On Monday, Walsh, the party host, also took the stand.
He testified that the victim was flirting with McLaughlin throughout the party, putting her hand on his legs and offering him seductive looks.
The court also saw photos taken before the officers and the victim left the party, which show the victim’s hands on both officer’s bodies and McLaughlin’s hand on her breast.
Yesterday, both the alleged victim and her husband described those actions as typical, harmless flirting. Both testified that they’ve engaged in that kind of flirting in each other’s presence on multiple occasions.
During the husband’s cross-examination, McKay brought forward an incident that took place in August during the trial’s preliminary hearing in Whitehorse.

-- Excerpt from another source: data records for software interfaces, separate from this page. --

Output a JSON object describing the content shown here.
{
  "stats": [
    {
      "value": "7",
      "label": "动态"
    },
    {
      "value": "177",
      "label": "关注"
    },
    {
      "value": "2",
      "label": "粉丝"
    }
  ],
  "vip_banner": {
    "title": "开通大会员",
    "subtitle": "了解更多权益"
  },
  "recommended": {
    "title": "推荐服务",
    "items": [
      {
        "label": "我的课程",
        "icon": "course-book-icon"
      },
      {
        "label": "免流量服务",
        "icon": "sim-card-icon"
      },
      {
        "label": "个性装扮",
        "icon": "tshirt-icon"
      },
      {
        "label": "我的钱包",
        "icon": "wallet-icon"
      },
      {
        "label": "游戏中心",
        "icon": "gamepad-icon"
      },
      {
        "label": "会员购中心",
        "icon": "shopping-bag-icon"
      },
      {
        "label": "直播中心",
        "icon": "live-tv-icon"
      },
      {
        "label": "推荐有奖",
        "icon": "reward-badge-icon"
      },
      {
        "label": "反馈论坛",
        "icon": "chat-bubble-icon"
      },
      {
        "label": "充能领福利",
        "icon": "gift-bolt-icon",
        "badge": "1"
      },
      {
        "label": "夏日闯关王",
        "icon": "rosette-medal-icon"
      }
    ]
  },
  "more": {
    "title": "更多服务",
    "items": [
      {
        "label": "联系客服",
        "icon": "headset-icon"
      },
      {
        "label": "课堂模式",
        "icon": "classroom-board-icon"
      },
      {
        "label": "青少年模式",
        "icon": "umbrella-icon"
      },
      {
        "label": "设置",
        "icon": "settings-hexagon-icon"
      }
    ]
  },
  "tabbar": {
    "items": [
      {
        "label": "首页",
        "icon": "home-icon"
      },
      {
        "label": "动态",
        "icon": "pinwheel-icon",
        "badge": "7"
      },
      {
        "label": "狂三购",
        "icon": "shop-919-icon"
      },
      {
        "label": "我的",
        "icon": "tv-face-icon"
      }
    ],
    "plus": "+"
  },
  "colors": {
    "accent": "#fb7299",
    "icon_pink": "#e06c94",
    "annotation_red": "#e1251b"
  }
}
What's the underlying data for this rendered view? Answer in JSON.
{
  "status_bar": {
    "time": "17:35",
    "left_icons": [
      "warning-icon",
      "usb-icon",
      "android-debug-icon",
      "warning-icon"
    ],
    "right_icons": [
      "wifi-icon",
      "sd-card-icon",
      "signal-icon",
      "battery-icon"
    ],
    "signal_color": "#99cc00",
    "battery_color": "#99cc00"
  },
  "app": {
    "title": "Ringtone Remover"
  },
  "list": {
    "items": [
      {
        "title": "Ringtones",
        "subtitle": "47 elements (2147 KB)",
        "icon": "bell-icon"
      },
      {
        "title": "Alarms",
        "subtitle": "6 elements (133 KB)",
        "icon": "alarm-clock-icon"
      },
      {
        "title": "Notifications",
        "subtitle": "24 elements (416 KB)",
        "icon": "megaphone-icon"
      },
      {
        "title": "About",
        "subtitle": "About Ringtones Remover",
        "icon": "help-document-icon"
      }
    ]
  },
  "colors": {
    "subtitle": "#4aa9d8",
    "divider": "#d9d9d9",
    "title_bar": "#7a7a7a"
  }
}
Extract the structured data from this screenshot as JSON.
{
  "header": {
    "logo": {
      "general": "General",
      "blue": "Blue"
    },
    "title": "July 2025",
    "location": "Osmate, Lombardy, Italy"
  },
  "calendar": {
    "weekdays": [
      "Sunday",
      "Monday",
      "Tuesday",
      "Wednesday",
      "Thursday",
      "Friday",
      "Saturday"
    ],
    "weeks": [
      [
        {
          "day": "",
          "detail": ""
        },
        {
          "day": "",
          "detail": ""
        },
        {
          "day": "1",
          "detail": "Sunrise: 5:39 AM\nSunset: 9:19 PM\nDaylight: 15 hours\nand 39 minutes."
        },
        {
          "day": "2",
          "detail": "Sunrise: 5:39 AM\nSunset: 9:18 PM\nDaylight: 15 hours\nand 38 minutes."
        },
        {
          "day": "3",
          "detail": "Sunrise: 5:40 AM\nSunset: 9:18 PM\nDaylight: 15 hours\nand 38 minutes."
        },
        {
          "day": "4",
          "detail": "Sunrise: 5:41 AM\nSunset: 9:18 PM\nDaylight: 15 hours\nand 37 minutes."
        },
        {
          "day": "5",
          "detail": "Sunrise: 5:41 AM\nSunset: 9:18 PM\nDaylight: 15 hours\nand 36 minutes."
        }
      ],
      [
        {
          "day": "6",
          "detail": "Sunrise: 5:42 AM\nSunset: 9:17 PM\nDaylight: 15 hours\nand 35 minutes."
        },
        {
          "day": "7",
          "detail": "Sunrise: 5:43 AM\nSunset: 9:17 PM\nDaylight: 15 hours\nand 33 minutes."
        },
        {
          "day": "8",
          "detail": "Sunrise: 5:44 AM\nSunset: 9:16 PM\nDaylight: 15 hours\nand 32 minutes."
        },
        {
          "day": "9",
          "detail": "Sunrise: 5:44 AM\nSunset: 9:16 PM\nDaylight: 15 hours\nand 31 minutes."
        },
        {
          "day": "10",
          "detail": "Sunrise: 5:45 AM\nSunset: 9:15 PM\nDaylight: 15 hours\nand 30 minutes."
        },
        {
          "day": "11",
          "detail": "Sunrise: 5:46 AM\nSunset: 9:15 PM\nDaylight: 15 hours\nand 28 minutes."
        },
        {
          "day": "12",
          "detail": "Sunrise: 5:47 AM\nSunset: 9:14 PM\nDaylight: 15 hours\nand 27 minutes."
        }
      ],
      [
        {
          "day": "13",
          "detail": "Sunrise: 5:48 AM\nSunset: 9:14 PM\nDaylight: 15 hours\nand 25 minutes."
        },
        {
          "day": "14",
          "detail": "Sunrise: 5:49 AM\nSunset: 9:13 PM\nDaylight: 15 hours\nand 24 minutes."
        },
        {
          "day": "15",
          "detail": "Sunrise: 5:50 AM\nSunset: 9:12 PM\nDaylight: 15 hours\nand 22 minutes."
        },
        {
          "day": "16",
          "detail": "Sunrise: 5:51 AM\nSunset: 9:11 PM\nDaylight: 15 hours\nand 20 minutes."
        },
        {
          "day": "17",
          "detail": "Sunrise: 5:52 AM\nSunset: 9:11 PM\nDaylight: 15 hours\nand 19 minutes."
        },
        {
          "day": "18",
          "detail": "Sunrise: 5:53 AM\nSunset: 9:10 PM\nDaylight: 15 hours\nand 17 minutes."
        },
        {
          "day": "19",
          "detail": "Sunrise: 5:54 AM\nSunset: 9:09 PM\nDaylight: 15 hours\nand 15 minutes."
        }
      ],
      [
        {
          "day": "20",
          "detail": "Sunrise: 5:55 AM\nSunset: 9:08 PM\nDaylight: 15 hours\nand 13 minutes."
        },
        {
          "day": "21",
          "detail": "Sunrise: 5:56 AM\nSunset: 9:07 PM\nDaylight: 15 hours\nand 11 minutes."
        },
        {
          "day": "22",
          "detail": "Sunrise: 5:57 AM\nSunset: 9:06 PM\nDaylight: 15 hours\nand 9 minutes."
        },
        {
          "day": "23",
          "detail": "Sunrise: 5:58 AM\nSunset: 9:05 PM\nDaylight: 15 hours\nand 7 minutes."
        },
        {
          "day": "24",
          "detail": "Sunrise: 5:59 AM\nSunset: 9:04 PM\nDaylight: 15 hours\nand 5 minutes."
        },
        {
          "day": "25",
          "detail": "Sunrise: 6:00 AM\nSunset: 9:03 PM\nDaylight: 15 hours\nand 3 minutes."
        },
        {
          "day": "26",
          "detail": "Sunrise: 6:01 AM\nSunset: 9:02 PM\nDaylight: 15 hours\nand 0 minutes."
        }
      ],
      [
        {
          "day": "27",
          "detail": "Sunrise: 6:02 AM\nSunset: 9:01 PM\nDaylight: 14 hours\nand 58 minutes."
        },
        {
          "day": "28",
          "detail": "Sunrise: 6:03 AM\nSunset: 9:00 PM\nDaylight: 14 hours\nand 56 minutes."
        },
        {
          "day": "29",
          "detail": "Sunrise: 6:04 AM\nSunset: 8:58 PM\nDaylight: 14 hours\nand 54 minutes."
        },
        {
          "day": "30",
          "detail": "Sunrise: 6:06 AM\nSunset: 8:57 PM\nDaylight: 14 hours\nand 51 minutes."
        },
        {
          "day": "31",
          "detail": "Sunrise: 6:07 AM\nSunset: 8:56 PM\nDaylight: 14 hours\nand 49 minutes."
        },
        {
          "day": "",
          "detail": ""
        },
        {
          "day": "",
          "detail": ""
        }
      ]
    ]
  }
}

According to a police report, both the alleged victim and her husband got into a fight after her testimony and RCMP were contacted. While neither of them believed the husband to be a physical danger, the police decided to separate the couple and took her to a shelter.
The husband, who had seen the two accused officers at a restaurant that morning, was then driven to Whitehorse General Hospital by the RCMP to make sure he was in a safe state of mind. He made an off-hand comment about killing the accused.
During his testimony on Tuesday, McKay asked whether he was homicidal, as the police report suggests. He replied, “No.”
The defence insinuated in its questioning that the victim might have been scared of her husband the day after the incident if she told him the sex was consensual. The husband was reluctant to answer questions about how angry he would have been had she told him that she had a threesome without his knowledge, as the defence suggested.
Both officers have been suspended with pay since the incident and have been living outside the Yukon. McLaughlin is married with two children. The victim testified that she and McLaughlin talked about his family at the party.
Watson Lake RCMP initially placed the charges but the Edmonton Police Service were soon called in to provide an independent examination of the evidence.
Half a dozen off-duty police officers were in attendance during the husband’s testimony on Tuesday. Several representatives from local women’s groups and victim services were also in court yesterday.
The trial is expected to last a week and is being presided over by Justice Leigh Gower.
The alleged victim and her husband left the Yukon more than a month after the incident and remain outside the territory.
Contact James Munson at